Exercise brief:
Search the material for the string "screenshot" and copy each line where it occurs.
++++++++++++++++++++
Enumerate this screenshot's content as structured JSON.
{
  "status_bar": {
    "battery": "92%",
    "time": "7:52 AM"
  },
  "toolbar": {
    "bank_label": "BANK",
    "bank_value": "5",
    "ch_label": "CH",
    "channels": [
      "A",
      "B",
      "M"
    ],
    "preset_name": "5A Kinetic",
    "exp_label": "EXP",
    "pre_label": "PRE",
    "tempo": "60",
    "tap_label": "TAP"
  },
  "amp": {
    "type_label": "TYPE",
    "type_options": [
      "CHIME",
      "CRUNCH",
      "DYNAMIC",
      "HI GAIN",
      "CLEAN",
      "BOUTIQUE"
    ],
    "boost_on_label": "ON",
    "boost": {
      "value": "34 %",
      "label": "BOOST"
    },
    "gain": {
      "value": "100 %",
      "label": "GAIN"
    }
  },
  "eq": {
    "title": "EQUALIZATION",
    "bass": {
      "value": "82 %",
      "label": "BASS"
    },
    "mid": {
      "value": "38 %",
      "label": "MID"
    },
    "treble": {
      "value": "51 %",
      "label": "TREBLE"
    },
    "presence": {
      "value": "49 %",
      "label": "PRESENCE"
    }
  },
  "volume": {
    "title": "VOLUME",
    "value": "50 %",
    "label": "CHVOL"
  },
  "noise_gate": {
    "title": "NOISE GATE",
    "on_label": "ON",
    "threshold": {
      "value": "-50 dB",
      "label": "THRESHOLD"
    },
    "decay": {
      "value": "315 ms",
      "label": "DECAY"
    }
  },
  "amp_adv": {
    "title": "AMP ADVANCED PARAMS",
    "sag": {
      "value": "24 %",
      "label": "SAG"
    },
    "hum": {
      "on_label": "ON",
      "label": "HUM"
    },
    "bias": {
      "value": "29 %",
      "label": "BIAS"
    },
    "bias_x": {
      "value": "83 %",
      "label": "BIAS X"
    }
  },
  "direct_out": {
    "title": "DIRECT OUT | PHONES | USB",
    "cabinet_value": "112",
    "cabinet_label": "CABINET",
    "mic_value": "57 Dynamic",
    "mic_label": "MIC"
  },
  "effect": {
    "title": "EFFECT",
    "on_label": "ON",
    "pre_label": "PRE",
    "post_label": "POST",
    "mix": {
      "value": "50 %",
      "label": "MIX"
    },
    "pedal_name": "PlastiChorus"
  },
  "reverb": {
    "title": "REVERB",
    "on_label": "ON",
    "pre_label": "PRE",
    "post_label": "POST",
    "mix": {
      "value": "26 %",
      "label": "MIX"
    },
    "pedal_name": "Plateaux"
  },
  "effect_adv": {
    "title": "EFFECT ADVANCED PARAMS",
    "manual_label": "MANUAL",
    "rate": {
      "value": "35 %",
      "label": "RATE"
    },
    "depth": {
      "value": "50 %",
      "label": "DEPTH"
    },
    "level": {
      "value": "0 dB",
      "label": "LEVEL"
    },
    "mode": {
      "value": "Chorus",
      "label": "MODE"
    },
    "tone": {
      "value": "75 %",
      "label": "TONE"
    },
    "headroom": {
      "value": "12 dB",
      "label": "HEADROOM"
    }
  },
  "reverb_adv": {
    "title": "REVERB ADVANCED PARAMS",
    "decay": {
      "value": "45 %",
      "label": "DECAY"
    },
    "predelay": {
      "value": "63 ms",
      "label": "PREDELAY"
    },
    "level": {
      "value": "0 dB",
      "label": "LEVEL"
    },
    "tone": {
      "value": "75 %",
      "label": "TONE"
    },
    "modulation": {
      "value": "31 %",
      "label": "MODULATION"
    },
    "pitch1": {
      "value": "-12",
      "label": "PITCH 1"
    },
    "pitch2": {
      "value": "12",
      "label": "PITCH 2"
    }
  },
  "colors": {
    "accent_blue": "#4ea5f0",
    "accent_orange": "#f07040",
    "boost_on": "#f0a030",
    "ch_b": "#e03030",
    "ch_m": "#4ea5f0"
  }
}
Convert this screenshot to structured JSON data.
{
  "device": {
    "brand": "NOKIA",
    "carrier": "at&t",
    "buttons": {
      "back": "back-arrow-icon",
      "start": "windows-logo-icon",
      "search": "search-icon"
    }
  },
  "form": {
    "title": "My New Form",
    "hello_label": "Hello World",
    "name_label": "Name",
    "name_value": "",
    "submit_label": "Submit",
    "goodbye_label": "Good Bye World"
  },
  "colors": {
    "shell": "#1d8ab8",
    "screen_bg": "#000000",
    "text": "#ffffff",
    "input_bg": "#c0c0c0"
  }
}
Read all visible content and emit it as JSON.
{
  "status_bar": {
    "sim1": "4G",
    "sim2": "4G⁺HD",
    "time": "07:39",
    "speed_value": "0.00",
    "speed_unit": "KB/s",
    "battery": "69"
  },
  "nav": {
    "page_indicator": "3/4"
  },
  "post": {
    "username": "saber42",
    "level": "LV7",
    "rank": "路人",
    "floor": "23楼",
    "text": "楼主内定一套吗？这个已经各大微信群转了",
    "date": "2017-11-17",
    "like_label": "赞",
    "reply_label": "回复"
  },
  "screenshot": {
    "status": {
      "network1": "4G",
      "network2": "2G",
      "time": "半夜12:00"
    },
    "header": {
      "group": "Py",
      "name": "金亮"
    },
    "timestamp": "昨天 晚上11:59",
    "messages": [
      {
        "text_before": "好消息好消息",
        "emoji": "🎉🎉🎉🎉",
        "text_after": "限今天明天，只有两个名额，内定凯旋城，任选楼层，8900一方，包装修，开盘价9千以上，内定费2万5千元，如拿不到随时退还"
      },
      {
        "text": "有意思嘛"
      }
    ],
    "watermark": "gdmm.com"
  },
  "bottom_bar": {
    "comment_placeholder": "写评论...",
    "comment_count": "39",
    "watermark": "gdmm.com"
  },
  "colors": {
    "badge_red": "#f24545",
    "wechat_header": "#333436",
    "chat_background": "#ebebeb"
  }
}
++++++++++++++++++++
Solution for this task:
Enumerate this screenshot's content as structured JSON.
Convert this screenshot to structured JSON data.
  "screenshot": {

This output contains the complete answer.